His Excellency Thomas O. MOORE,

Governor of Louisiana:

GOVERNOR: I had the honor to receive on the 14th ultimo, on the eve of leaving Jackson for this place, your favor of the 2nd of January, in reply to my letter of the 2nd of December last.

Appreciating the candor of your declaration, I am constrained to accept the disclaimer on your part of attributing wrong to me in motive or action.

This under ordinary circumstances would seem to preclude further consideration of the subject, but as Your Excellency has not thought proper to recall that most unjust letter to the President, to which I have reason to know that he attached importance, justice to myself renders it necessary to forward a copy of the entire correspondence for such consideration as the President may be pleased to give it. To me, who have always entertained and expressed sentiments most favorable to the character, both private and official, of Your Excellency, it has been a matter of painful regret that even the semblance of a charge so unfounded should have been sent, especially in a private, unofficial way, from so influential a source to the Confederate Executive.

I have felt, and still feel, that I have claims to other consideration from the Executive of the State of Louisiana. The transmission of my former letter to you unsigned was an official oversight, for which I cannot account, and, as a means of detecting other omissions or inaccuracies in that communication, I now have the honor to transmit a copy carefully prepared.

I have the honor to be, Your Excellency's most obedient servant,


HEADQUARTERS WAUL'S Texas LEGION, Camp Pemberton, February 23, 1863.

Colonel J. R. WADDY,

Assistant Adjutant-GENERAL:
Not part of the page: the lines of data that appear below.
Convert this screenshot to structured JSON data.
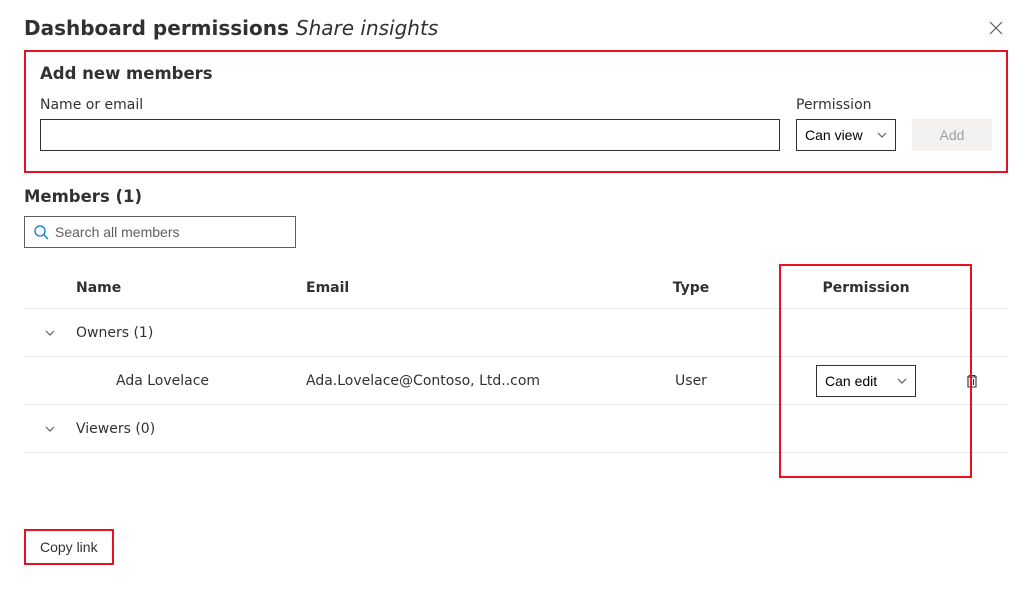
{
  "header": {
    "title_prefix": "Dashboard permissions ",
    "title_suffix": "Share insights"
  },
  "addNew": {
    "section_title": "Add new members",
    "name_label": "Name or email",
    "perm_label": "Permission",
    "perm_selected": "Can view",
    "add_label": "Add"
  },
  "members": {
    "header": "Members (1)",
    "search_placeholder": "Search all members"
  },
  "columns": {
    "name": "Name",
    "email": "Email",
    "type": "Type",
    "permission": "Permission"
  },
  "groups": {
    "owners_label": "Owners (1)",
    "viewers_label": "Viewers (0)"
  },
  "rows": [
    {
      "name": "Ada Lovelace",
      "email": "Ada.Lovelace@Contoso, Ltd..com",
      "type": "User",
      "permission": "Can edit"
    }
  ],
  "footer": {
    "copy_link": "Copy link"
  }
}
COLONEL: Should the fact be ascertained that the enemy have passed the obstructions in the Pass and are moving down, I deem it of the utmost importance that we should have more field-pieces and other batteries; mountain howitzers, even, could be made very efficient. Large 24-pounder howitzers, if to be procured, would render this neck not only defensive, but nearly impregnable. Should the neck be lost, the enemy at once blockades the Tallahatchee, Yalabusha, and Yazoo Rivers, as the occupation of this point would at once cut off the army supplies.

I write this, as General Loring may not return for several days.



Colonel, Commanding.


Colonel WADDY:

Telegraph to General Stevenson to send up the Point Coupee Battery at once if it has not already gone. On arrival at Yazoo City, General Loring will give instructions. Tell General Stevenson I will be in Vicksburg to-night.

J. C. P. [Pemberton.]